Only the lines with "single" in the entries below belong in the answer; please copy them.

_ _ _ _

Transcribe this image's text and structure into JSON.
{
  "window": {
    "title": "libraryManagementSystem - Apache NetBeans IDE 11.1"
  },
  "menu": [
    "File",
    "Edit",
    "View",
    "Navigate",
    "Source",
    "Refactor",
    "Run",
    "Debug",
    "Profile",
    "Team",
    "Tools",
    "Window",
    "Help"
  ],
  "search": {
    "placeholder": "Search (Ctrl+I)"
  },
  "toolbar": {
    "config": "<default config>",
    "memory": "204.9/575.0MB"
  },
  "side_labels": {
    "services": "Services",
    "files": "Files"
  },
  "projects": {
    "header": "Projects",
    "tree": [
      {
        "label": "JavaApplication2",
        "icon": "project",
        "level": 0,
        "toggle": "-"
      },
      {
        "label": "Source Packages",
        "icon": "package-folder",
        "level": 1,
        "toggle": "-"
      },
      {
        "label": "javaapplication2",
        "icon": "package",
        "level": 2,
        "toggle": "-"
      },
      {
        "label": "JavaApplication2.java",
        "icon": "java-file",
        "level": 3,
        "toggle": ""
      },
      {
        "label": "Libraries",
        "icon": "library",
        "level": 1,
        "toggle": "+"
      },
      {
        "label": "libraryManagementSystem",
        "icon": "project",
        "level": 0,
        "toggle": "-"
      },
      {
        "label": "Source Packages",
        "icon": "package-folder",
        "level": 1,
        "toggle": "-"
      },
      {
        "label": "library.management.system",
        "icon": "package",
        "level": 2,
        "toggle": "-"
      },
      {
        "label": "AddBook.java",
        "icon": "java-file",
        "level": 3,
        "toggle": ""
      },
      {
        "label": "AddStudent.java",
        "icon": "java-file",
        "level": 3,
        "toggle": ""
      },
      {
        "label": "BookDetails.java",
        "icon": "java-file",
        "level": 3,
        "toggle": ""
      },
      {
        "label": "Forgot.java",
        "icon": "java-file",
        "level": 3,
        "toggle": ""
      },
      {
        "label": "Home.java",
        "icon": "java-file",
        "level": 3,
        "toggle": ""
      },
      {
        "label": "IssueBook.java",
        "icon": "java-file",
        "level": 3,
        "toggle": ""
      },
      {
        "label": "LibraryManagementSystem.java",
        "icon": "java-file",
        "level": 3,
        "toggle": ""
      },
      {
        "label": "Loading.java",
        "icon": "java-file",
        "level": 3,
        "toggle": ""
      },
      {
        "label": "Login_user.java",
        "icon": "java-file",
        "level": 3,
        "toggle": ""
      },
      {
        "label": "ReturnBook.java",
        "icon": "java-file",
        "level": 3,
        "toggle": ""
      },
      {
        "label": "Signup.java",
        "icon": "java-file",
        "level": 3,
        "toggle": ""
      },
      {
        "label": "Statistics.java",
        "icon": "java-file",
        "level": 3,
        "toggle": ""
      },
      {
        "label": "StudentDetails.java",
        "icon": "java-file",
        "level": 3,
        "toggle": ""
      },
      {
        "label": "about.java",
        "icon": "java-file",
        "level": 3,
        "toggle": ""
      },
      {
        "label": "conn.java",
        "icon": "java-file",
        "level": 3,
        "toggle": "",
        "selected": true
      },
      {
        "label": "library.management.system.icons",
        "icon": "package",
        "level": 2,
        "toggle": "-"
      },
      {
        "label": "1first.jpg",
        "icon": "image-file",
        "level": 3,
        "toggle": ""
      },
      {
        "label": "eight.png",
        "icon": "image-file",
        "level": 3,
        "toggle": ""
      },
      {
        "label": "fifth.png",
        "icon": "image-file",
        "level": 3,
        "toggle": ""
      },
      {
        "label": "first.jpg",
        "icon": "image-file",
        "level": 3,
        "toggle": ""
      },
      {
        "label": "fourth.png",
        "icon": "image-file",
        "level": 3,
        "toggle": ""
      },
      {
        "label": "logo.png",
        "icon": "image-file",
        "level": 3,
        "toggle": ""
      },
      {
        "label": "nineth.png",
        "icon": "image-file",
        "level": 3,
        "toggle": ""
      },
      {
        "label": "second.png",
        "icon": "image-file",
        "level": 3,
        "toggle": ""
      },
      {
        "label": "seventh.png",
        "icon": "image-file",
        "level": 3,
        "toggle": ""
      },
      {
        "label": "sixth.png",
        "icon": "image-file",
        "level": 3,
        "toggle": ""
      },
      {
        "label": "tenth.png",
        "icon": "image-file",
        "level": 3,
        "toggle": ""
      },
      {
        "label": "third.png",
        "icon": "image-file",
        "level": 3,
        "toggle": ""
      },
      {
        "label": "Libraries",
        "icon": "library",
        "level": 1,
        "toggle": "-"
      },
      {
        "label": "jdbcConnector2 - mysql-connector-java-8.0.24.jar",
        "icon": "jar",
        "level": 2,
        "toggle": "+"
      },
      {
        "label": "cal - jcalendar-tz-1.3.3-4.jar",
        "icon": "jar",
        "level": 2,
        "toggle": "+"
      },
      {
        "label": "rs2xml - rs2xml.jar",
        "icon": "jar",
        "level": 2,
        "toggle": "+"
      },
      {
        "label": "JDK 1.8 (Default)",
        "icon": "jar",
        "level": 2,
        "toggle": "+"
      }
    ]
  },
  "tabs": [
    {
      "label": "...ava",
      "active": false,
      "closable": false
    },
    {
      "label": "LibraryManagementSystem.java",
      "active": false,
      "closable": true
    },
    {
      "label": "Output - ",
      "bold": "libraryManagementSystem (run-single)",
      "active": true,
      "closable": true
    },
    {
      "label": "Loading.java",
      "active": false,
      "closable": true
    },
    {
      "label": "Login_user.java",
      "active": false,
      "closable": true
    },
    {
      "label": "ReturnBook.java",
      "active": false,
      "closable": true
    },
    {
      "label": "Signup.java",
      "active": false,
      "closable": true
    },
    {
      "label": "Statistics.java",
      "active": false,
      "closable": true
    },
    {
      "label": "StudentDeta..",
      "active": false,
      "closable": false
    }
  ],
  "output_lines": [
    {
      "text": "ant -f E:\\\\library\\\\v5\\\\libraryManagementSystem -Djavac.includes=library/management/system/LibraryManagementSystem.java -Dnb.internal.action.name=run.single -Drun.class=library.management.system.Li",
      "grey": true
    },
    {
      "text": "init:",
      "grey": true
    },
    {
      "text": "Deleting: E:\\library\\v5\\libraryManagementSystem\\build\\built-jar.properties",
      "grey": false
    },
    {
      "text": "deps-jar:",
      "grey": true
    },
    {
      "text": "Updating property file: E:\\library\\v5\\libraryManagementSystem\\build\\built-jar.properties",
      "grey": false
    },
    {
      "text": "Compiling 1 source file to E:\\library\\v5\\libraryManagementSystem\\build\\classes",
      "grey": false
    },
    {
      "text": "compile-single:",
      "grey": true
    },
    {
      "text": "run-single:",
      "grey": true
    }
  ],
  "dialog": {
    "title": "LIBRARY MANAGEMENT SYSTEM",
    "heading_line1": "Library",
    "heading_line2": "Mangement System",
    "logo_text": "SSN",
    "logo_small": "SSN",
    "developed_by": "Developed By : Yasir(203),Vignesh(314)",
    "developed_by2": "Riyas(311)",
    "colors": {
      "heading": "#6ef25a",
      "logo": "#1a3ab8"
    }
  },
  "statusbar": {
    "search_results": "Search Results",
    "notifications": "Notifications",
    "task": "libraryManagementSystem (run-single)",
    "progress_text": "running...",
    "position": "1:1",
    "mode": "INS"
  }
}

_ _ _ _

TASK SOLUTION -
      "bold": "libraryManagementSystem (run-single)",
      "text": "ant -f E:\\\\library\\\\v5\\\\libraryManagementSystem -Djavac.includes=library/management/system/LibraryManagementSystem.java -Dnb.internal.action.name=run.single -Drun.class=library.management.system.Li",
      "text": "compile-single:",
      "text": "run-single:",
    "task": "libraryManagementSystem (run-single)",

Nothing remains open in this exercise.